Social media websites have been blocked and voting has been delayed by up to seven hours in parts of Uganda, which is holding presidential and parliamentary elections on Thursday.

Facebook and WhatsApp have been temporarily blocked, while mobile money networks—used to transfer money via phones and popular in Uganda—have also been taken down, Fred Otunnu, an official at the Uganda Communications Commission, told Ugandan newspaper Daily Monitor. Otunnu cited “national security” concerns as the reason for the shutdown.

“We have switched off, but only temporarily because as you know this is a very sensitive period,” said Otunnu. Mobile operator MTN, which has 10 million users, confirmed it had received an order to shut down social media services, including Twitter, the BBC reported.

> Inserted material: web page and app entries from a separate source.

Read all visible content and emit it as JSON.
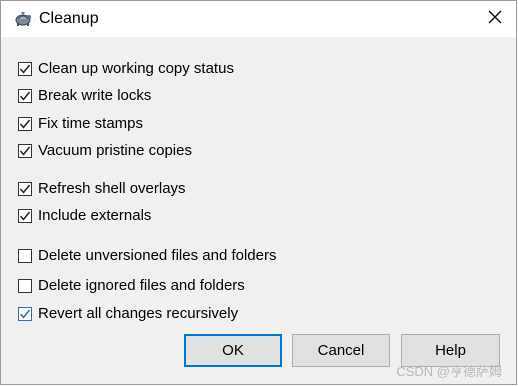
{
  "window": {
    "title": "Cleanup",
    "icon": "tortoisesvn-app-icon",
    "close_icon": "close-icon"
  },
  "options": [
    {
      "id": "clean-up-working-copy-status",
      "label": "Clean up working copy status",
      "checked": true
    },
    {
      "id": "break-write-locks",
      "label": "Break write locks",
      "checked": true
    },
    {
      "id": "fix-time-stamps",
      "label": "Fix time stamps",
      "checked": true
    },
    {
      "id": "vacuum-pristine-copies",
      "label": "Vacuum pristine copies",
      "checked": true
    },
    {
      "id": "refresh-shell-overlays",
      "label": "Refresh shell overlays",
      "checked": true
    },
    {
      "id": "include-externals",
      "label": "Include externals",
      "checked": true
    },
    {
      "id": "delete-unversioned",
      "label": "Delete unversioned files and folders",
      "checked": false
    },
    {
      "id": "delete-ignored",
      "label": "Delete ignored files and folders",
      "checked": false
    },
    {
      "id": "revert-all-changes",
      "label": "Revert all changes recursively",
      "checked": true
    }
  ],
  "buttons": {
    "ok": "OK",
    "cancel": "Cancel",
    "help": "Help"
  },
  "watermark": "CSDN @亨德萨姆",
  "colors": {
    "accent": "#0078d7",
    "dialog_bg": "#f0f0f0",
    "title_bg": "#ffffff"
  }
}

Despite the block, #UgandaDecides is still trending on Twitter as Ugandans use virtual private networks (VPNs) to access social media sites. “I think social media was deliberately blocked by the government,” a voter in Wakiso district, southern Uganda, tells Newsweek, preferring to remain anonymous. “I think it was to stop people from sharing information on irregularities going on. After all, a people divided are easier to control.”

Additionally, many polling stations suffered severe delays in the delivery of ballot papers. An activist in the Ugandan capital Kampala who wished to remain anonymous tells Newsweek that some polling stations in Kampala and the eastern city of Jinja did not have ballots delivered until seven hours after polling was due to commence at 7 a.m. local time.

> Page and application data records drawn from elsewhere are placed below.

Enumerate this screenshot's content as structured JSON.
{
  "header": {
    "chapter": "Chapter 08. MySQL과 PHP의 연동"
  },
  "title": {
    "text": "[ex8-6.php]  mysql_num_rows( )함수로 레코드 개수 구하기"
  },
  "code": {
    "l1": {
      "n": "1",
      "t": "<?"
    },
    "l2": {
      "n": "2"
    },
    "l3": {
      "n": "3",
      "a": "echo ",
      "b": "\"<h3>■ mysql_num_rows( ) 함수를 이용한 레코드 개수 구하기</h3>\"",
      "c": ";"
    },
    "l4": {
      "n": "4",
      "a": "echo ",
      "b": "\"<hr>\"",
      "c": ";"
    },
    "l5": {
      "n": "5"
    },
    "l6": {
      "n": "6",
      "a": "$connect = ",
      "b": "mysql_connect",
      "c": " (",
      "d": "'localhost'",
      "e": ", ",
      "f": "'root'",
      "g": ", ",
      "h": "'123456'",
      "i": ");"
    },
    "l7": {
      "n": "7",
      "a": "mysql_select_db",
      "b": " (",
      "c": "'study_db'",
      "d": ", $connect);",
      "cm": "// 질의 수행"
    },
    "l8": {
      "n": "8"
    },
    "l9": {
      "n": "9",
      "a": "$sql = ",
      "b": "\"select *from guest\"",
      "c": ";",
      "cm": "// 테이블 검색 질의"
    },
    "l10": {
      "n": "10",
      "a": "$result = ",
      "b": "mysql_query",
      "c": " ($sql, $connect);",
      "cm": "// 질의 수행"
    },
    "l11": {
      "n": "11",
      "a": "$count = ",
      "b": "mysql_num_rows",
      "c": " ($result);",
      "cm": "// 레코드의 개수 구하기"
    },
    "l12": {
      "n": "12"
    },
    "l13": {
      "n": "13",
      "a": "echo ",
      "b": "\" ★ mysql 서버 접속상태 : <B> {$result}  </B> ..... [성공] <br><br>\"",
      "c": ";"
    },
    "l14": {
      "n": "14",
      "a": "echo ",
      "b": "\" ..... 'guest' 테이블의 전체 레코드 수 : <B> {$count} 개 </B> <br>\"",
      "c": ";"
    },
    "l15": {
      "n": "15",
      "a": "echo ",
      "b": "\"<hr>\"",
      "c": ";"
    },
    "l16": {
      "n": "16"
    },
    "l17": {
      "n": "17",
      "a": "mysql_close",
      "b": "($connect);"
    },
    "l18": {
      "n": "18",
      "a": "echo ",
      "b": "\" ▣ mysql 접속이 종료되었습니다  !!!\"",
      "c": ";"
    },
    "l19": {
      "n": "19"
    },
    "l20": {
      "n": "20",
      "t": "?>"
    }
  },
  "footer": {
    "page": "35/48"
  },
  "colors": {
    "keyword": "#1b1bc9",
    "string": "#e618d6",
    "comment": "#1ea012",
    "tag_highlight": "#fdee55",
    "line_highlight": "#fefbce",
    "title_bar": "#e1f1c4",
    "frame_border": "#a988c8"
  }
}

Uganda’s Electoral Commission has extended voting time from 4 p.m. to 7 p.m. local time at polling stations affected by delays and tweeted its apologies for the setbacks, which it blamed on problems transporting election materials.

The Forum for Democratic Change (FDC), the party of main opposition candidate Kizza Besigye, said that the delays jeopardized the legitimacy of the elections. “Why is it that in areas where we enjoy massive support, like Kampala and Wakiso, that’s where these things are happening? We can’t have a credible election under this environment,” said Ssemujju Nganda, spokesperson for the FDC, according to AP.

Sarah Jackson, deputy region director of Amnesty International’s East Africa branch, said that the social media shutdown was “a blatant violation of Ugandans’ fundamental rights to freedom of expression and to seek and receive information.” President Yoweri Museveni told reporters after voting in the western district of Kiruhura that the social media blackout “must be steps taken by security” to anticipate threats.

Museveni is seeking to extend his 30-year rule of Uganda in Thursday’s elections, but faces a stiff challenge from Besigye and Amama Mbabazi, a former Ugandan prime minister. Some 15 million people are registered to vote in the elections.